The Institute for Young Women Development (IYWD) recently celebrated major milestones on the gains and successes that it has made in gender-responsive social services delivery for young women in Mashonaland Central and Midlands Provinces.
The milestones, achieved over a period of four years, focused on five key result areas that the organisation has been focusing on which include information systems or platforms that have been created by local authorities that facilitate information flow between citizens and local governments, the inclusion of young women specifically in local government processes, enactment of gender-responsive policies as well as the implementation of gender-responsive policies successes related to infrastructure that has actually been constructed that is gender-responsive as well as gender-responsive social services delivery
Speaking to 263Chat on the sidelines of the event in Harare, IYWD Programs Manager, Sandra Zenda said: “Our bigger expected goal was for young women to be able to use their collective power to hold local authorities accountable for gender-responsive social services delivery and to actually realise their gains regarding actual gender-responsive social services delivery.
“So we witnessed evidence of that success because young women and women who were self mobilising and driving that process by themselves even without IYWD because we were just mainly creating a platform they were doing their work and not just young women but the local authorities themselves were also working with the young women.”
Among other things, the programs gave birth to transformational leadership training meant to strengthen the leadership potential and boost the confidence of young women.
The programs also brought awareness raising in areas such as constitutional provisions for Citizen Engagement and the structure and role of local government.
Zenda said in carrying out the programmes, IYWD encountered a number of challenges within the operating areas.
“Definitely there were challenges especially along the way because when we first started implementing this intervention there were some realities that we could not have known. There was limited knowledge in terms of constitutional provisions for citizens’ engagements,” she said.
She noted that there was not much understanding between local authorities and young women.
“We actually witnessed a case as we started and also even in the first few months and years of starting. there was some kind of tension between young women and other citizens. there was mistrust and just a basic lack of knowledge in terms of how local government works.

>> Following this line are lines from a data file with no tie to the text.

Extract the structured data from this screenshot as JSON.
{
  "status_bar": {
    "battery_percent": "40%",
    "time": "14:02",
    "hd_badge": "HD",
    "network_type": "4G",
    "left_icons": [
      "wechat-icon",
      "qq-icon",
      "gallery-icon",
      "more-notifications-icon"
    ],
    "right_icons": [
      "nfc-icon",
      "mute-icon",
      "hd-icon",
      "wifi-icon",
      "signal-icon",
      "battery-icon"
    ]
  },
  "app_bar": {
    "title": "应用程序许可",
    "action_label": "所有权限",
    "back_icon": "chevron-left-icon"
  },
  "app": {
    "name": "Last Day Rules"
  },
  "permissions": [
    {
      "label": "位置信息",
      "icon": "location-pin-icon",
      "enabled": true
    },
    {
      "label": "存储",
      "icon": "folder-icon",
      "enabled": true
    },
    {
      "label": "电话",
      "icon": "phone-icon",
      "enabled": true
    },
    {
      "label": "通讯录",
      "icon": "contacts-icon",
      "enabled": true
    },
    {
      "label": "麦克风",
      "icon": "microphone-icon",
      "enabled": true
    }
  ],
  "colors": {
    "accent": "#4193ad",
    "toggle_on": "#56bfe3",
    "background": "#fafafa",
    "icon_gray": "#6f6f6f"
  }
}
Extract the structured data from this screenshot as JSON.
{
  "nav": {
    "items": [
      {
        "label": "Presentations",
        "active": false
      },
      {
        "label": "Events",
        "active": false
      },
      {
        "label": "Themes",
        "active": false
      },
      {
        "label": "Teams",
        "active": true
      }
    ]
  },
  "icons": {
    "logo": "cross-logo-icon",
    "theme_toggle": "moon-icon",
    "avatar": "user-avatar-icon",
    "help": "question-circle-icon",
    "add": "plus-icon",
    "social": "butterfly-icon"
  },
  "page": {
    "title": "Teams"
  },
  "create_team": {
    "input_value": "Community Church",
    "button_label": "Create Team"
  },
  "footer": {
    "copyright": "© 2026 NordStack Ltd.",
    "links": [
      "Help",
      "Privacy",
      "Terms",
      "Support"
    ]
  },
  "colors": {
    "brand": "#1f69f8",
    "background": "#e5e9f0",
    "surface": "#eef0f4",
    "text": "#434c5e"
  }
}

“There were challenges that we were facing so in terms of how it affected the program that we are implementing we would have some incidents of hostile exchanges and then probably people not being guided by constitutional provisions not knowing where they start, where they have to end as provided for in the constitution. but after addressing that I think the process was much simpler,” Zenda said.